*** Opening Data for the task ***

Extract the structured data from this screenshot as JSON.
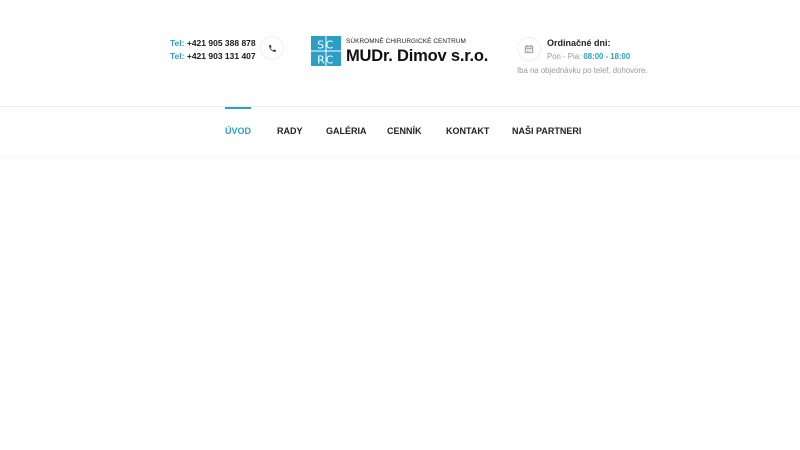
{
  "contact": {
    "phone1_label": "Tel:",
    "phone1_number": "+421 905 388 878",
    "phone2_label": "Tel:",
    "phone2_number": "+421 903 131 407"
  },
  "logo": {
    "mark_top": "SC",
    "mark_bottom": "RC",
    "subtitle": "SÚKROMNÉ CHIRURGICKÉ CENTRUM",
    "name": "MUDr. Dimov s.r.o."
  },
  "hours": {
    "title": "Ordinačné dni:",
    "days": "Pon - Pia:",
    "time": "08:00 - 18:00",
    "note": "Iba na objednávku po telef. dohovore."
  },
  "nav": {
    "items": [
      "ÚVOD",
      "RADY",
      "GALÉRIA",
      "CENNÍK",
      "KONTAKT",
      "NAŠI PARTNERI"
    ]
  },
  "colors": {
    "accent": "#2a9fc8",
    "text": "#222222",
    "muted": "#999999"
  },
  "icons": {
    "phone": "phone-icon",
    "calendar": "calendar-icon"
  }
}
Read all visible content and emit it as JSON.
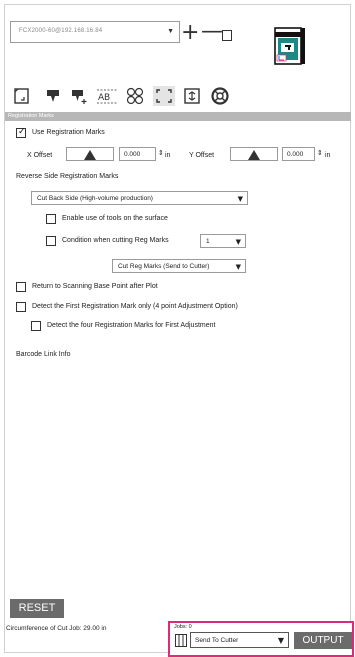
{
  "device": {
    "selected": "FCX2000-60@192.168.16.84"
  },
  "toolbar": {
    "items": [
      {
        "name": "page-setup-icon"
      },
      {
        "name": "tool-icon"
      },
      {
        "name": "tool-add-icon"
      },
      {
        "name": "text-aab-icon"
      },
      {
        "name": "group-icon"
      },
      {
        "name": "registration-marks-icon"
      },
      {
        "name": "settings-icon"
      },
      {
        "name": "support-icon"
      }
    ]
  },
  "section": {
    "title": "Registration Marks"
  },
  "registration": {
    "use_marks_label": "Use Registration Marks",
    "use_marks_checked": true,
    "x_offset_label": "X Offset",
    "x_offset_value": "0.000",
    "x_unit": "in",
    "y_offset_label": "Y Offset",
    "y_offset_value": "0.000",
    "y_unit": "in"
  },
  "reverse": {
    "title": "Reverse Side Registration Marks",
    "mode": "Cut Back Side (High-volume production)",
    "enable_tools_label": "Enable use of tools on the surface",
    "condition_label": "Condition when cutting Reg Marks",
    "condition_value": "1",
    "cut_reg_marks": "Cut Reg Marks (Send to Cutter)"
  },
  "options": {
    "return_label": "Return to Scanning Base Point after Plot",
    "detect_first_label": "Detect the First Registration Mark only (4 point Adjustment Option)",
    "detect_four_label": "Detect the four Registration Marks for First Adjustment"
  },
  "barcode": {
    "label": "Barcode Link Info"
  },
  "footer": {
    "reset_label": "RESET",
    "circumference": "Circumference of Cut Job: 29.00 in",
    "jobs": "Jobs: 0",
    "send_to": "Send To Cutter",
    "output_label": "OUTPUT"
  },
  "colors": {
    "accent": "#e0297a",
    "button": "#6b6b6b",
    "section_bar": "#b7b7b7"
  }
}
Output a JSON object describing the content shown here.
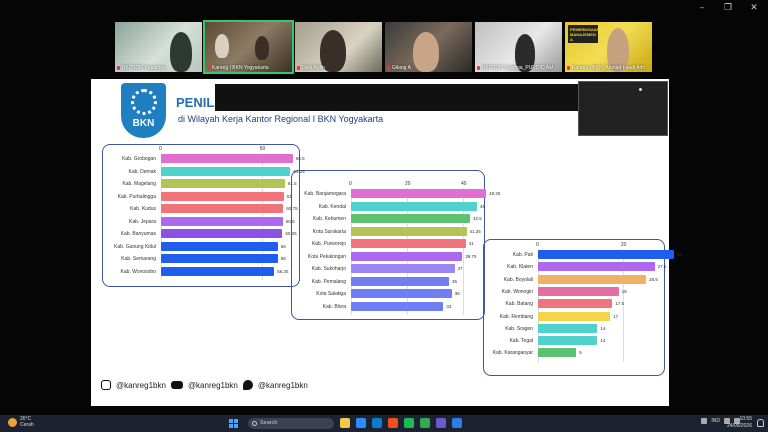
{
  "window": {
    "minimize": "–",
    "restore": "❐",
    "close": "✕"
  },
  "participants": [
    {
      "name": "BKPSDM Kebumen"
    },
    {
      "name": "Kanreg I BKN Yogyakarta"
    },
    {
      "name": "Deni Arifin"
    },
    {
      "name": "Gilang A"
    },
    {
      "name": "BKPSDM Salatiga_PURDIO AM"
    },
    {
      "name": "Kanreg I BKN_Ahmad Fuadi Adh"
    }
  ],
  "promo_text": "PEMERIKSAAN MANAJEMEN A",
  "slide": {
    "logo_text": "BKN",
    "title": "PENILA",
    "subtitle": "di Wilayah Kerja Kantor Regional I BKN Yogyakarta",
    "social": {
      "instagram": "@kanreg1bkn",
      "youtube": "@kanreg1bkn",
      "twitter": "@kanreg1bkn"
    }
  },
  "chart_data": [
    {
      "type": "bar",
      "orientation": "horizontal",
      "x_ticks": [
        0,
        50
      ],
      "xlim": [
        0,
        72
      ],
      "categories": [
        "Kab. Grobogan",
        "Kab. Demak",
        "Kab. Magelang",
        "Kab. Purbalingga",
        "Kab. Kudus",
        "Kab. Jepara",
        "Kab. Banyumas",
        "Kab. Gunung Kidul",
        "Kab. Semarang",
        "Kab. Wonosobo"
      ],
      "values": [
        65.5,
        64.25,
        61.5,
        61,
        60.75,
        60.5,
        60.25,
        58,
        58,
        56.25
      ],
      "value_labels": [
        "65.5",
        "64.25",
        "61.5",
        "61",
        "60.75",
        "60.5",
        "60.25",
        "58",
        "58",
        "56.25"
      ],
      "colors": [
        "#e26fcf",
        "#4fd1cd",
        "#b4c454",
        "#f0747a",
        "#f0737a",
        "#ad68f0",
        "#8b52e6",
        "#1f5cf0",
        "#1f5cf0",
        "#1f5cf0"
      ]
    },
    {
      "type": "bar",
      "orientation": "horizontal",
      "x_ticks": [
        0,
        20,
        40
      ],
      "xlim": [
        0,
        50
      ],
      "categories": [
        "Kab. Banjarnegara",
        "Kab. Kendal",
        "Kab. Kebumen",
        "Kota Surakarta",
        "Kab. Purworejo",
        "Kota Pekalongan",
        "Kab. Sukoharjo",
        "Kab. Pemalang",
        "Kota Salatiga",
        "Kab. Blora"
      ],
      "values": [
        48.25,
        45,
        42.5,
        41.25,
        41,
        39.75,
        37,
        35,
        36,
        33
      ],
      "value_labels": [
        "48.25",
        "45",
        "42.5",
        "41.25",
        "41",
        "39.75",
        "37",
        "35",
        "36",
        "33"
      ],
      "colors": [
        "#e26fcf",
        "#4fd1cd",
        "#5dc26f",
        "#b4c454",
        "#f0747a",
        "#ad68f0",
        "#9b86f2",
        "#6f7ef2",
        "#6f7ef2",
        "#6f7ef2"
      ]
    },
    {
      "type": "bar",
      "orientation": "horizontal",
      "x_ticks": [
        0,
        20
      ],
      "xlim": [
        0,
        33
      ],
      "categories": [
        "Kab. Pati",
        "Kab. Klaten",
        "Kab. Boyolali",
        "Kab. Wonogiri",
        "Kab. Batang",
        "Kab. Rembang",
        "Kab. Sragen",
        "Kab. Tegal",
        "Kab. Karanganyar"
      ],
      "values": [
        32,
        27.5,
        25.5,
        19,
        17.5,
        17,
        14,
        14,
        9
      ],
      "value_labels": [
        "32",
        "27.5",
        "25.5",
        "19",
        "17.5",
        "17",
        "14",
        "14",
        "9"
      ],
      "colors": [
        "#1f5cf0",
        "#ad68f0",
        "#f0b066",
        "#e26fa0",
        "#f0747a",
        "#f2d54a",
        "#4fd1cd",
        "#4fd1cd",
        "#5dc26f"
      ]
    }
  ],
  "taskbar": {
    "temperature": "26°C",
    "weather": "Cerah",
    "search_placeholder": "Search",
    "language": "IND",
    "time": "10:55",
    "date": "24/06/2026"
  }
}
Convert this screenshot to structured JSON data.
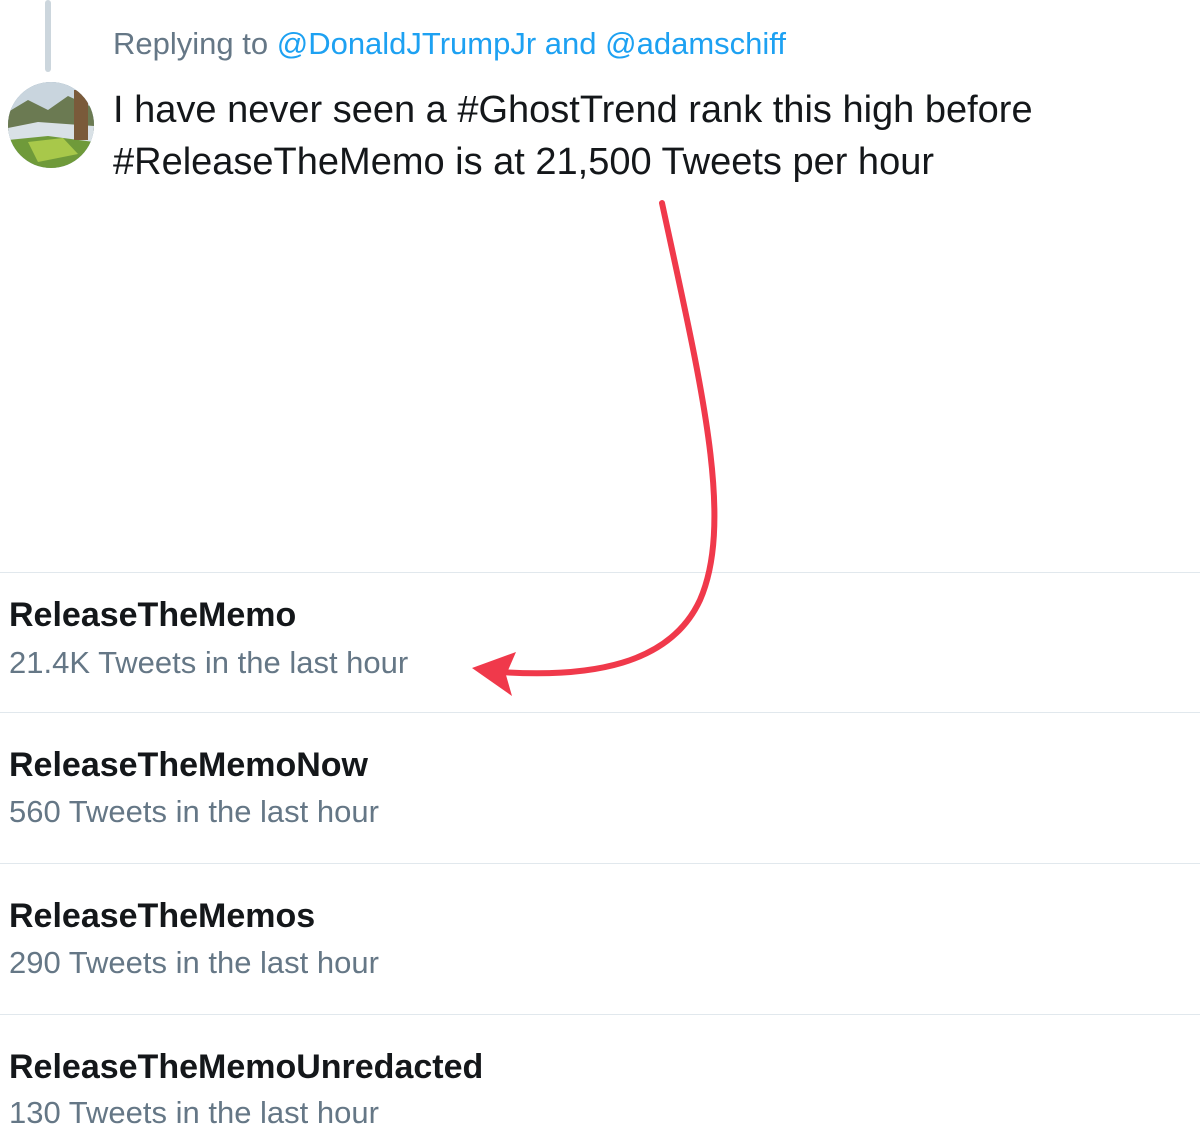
{
  "reply": {
    "prefix": "Replying to",
    "mention1": "@DonaldJTrumpJr",
    "conjunction": "and",
    "mention2": "@adamschiff"
  },
  "tweet": {
    "line1": "I have never seen a #GhostTrend rank this high before",
    "line2": "#ReleaseTheMemo is at 21,500 Tweets per hour"
  },
  "trends": [
    {
      "name": "ReleaseTheMemo",
      "count": "21.4K Tweets in the last hour"
    },
    {
      "name": "ReleaseTheMemoNow",
      "count": "560 Tweets in the last hour"
    },
    {
      "name": "ReleaseTheMemos",
      "count": "290 Tweets in the last hour"
    },
    {
      "name": "ReleaseTheMemoUnredacted",
      "count": "130 Tweets in the last hour"
    }
  ],
  "colors": {
    "mention": "#1da1f2",
    "secondary_text": "#657786",
    "annotation_arrow": "#f0394b"
  },
  "icons": {
    "avatar": "profile-photo",
    "annotation": "curved-red-arrow"
  }
}
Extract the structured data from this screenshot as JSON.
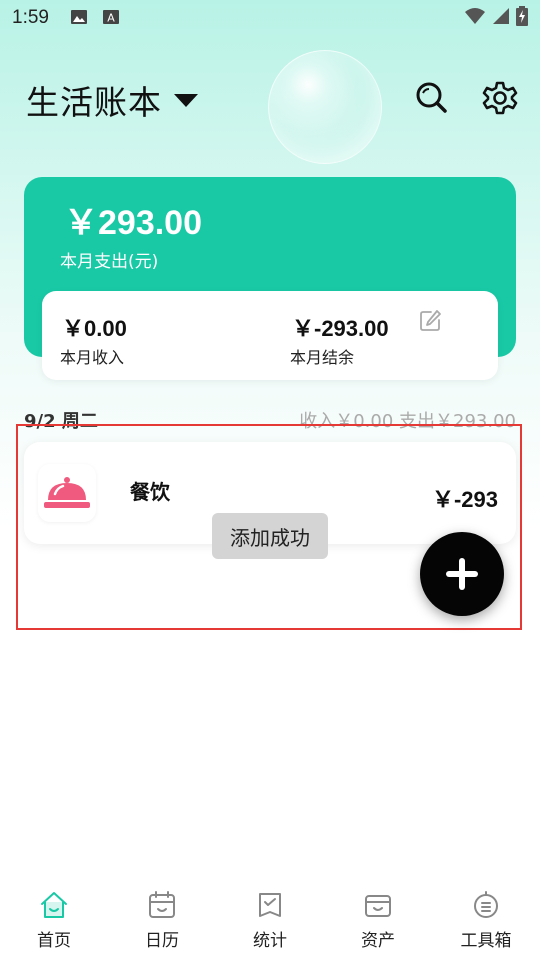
{
  "status_bar": {
    "time": "1:59"
  },
  "header": {
    "title": "生活账本"
  },
  "summary": {
    "month_expense": "￥293.00",
    "month_expense_label": "本月支出(元)",
    "month_income": "￥0.00",
    "month_income_label": "本月收入",
    "month_balance": "￥-293.00",
    "month_balance_label": "本月结余"
  },
  "day": {
    "date": "9/2 周二",
    "summary": "收入￥0.00 支出￥293.00"
  },
  "record": {
    "category": "餐饮",
    "amount": "￥-293",
    "icon": "food-cloche-icon",
    "icon_color": "#f05a7e"
  },
  "toast": {
    "text": "添加成功"
  },
  "nav": {
    "items": [
      {
        "label": "首页",
        "icon": "home-icon",
        "active": true
      },
      {
        "label": "日历",
        "icon": "calendar-icon",
        "active": false
      },
      {
        "label": "统计",
        "icon": "statistics-icon",
        "active": false
      },
      {
        "label": "资产",
        "icon": "wallet-icon",
        "active": false
      },
      {
        "label": "工具箱",
        "icon": "toolbox-icon",
        "active": false
      }
    ]
  },
  "colors": {
    "accent": "#19c9a6",
    "highlight": "#e53935",
    "nav_active": "#19c9a6"
  }
}
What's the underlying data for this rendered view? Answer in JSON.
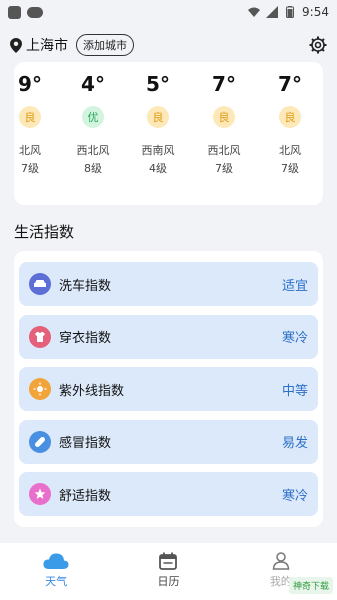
{
  "status_bar": {
    "time": "9:54"
  },
  "header": {
    "city": "上海市",
    "add_city": "添加城市"
  },
  "forecast": [
    {
      "temp": "9°",
      "aqi": "良",
      "wind_dir": "北风",
      "wind_level": "7级"
    },
    {
      "temp": "4°",
      "aqi": "优",
      "wind_dir": "西北风",
      "wind_level": "8级"
    },
    {
      "temp": "5°",
      "aqi": "良",
      "wind_dir": "西南风",
      "wind_level": "4级"
    },
    {
      "temp": "7°",
      "aqi": "良",
      "wind_dir": "西北风",
      "wind_level": "7级"
    },
    {
      "temp": "7°",
      "aqi": "良",
      "wind_dir": "北风",
      "wind_level": "7级"
    }
  ],
  "index_section": {
    "title": "生活指数",
    "items": [
      {
        "label": "洗车指数",
        "value": "适宜",
        "icon": "car-icon",
        "color": "#5b6fd6"
      },
      {
        "label": "穿衣指数",
        "value": "寒冷",
        "icon": "shirt-icon",
        "color": "#e5607a"
      },
      {
        "label": "紫外线指数",
        "value": "中等",
        "icon": "sun-icon",
        "color": "#f2a33a"
      },
      {
        "label": "感冒指数",
        "value": "易发",
        "icon": "pill-icon",
        "color": "#4a90e2"
      },
      {
        "label": "舒适指数",
        "value": "寒冷",
        "icon": "star-icon",
        "color": "#e86fcb"
      }
    ]
  },
  "nav": {
    "weather": "天气",
    "calendar": "日历",
    "mine": "我的"
  },
  "watermark": "神奇下载"
}
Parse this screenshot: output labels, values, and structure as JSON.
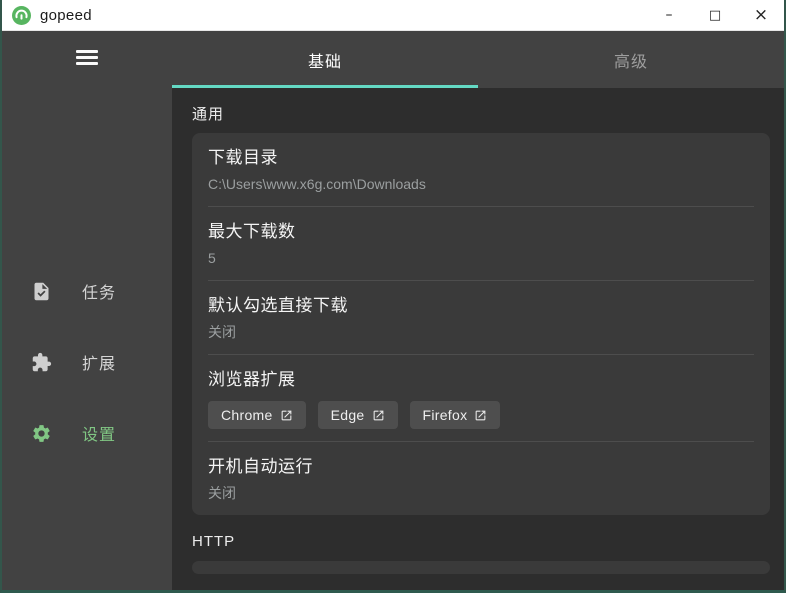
{
  "titlebar": {
    "app_title": "gopeed",
    "minimize_glyph": "–",
    "maximize_glyph": "□",
    "close_glyph": "×"
  },
  "sidebar": {
    "items": [
      {
        "label": "任务",
        "icon": "task-file-icon",
        "active": false
      },
      {
        "label": "扩展",
        "icon": "puzzle-icon",
        "active": false
      },
      {
        "label": "设置",
        "icon": "gear-icon",
        "active": true
      }
    ]
  },
  "tabs": [
    {
      "label": "基础",
      "active": true
    },
    {
      "label": "高级",
      "active": false
    }
  ],
  "content": {
    "sections": [
      {
        "header": "通用"
      },
      {
        "header": "HTTP"
      }
    ],
    "general_rows": [
      {
        "title": "下载目录",
        "value": "C:\\Users\\www.x6g.com\\Downloads"
      },
      {
        "title": "最大下载数",
        "value": "5"
      },
      {
        "title": "默认勾选直接下载",
        "value": "关闭"
      },
      {
        "title": "浏览器扩展",
        "buttons": [
          "Chrome",
          "Edge",
          "Firefox"
        ]
      },
      {
        "title": "开机自动运行",
        "value": "关闭"
      }
    ]
  },
  "colors": {
    "accent_teal": "#64d9c4",
    "accent_green": "#81c784",
    "logo_green": "#57b560",
    "window_border": "#33564b",
    "sidebar_bg": "#424242",
    "content_bg": "#2d2d2d",
    "card_bg": "#3a3a3a"
  }
}
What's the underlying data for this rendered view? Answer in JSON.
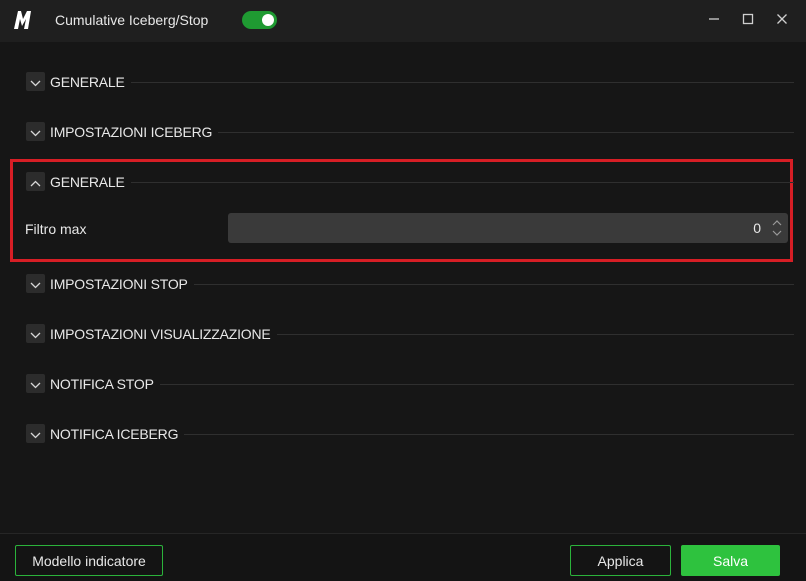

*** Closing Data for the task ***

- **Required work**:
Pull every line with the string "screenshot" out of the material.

- **Reply to the exercise**:
Extract the structured data from this screenshot as JSON.
Convert this screenshot to structured JSON data.
Extract the structured data from this screenshot as JSON.
Parse this screenshot: output labels, values, and structure as JSON.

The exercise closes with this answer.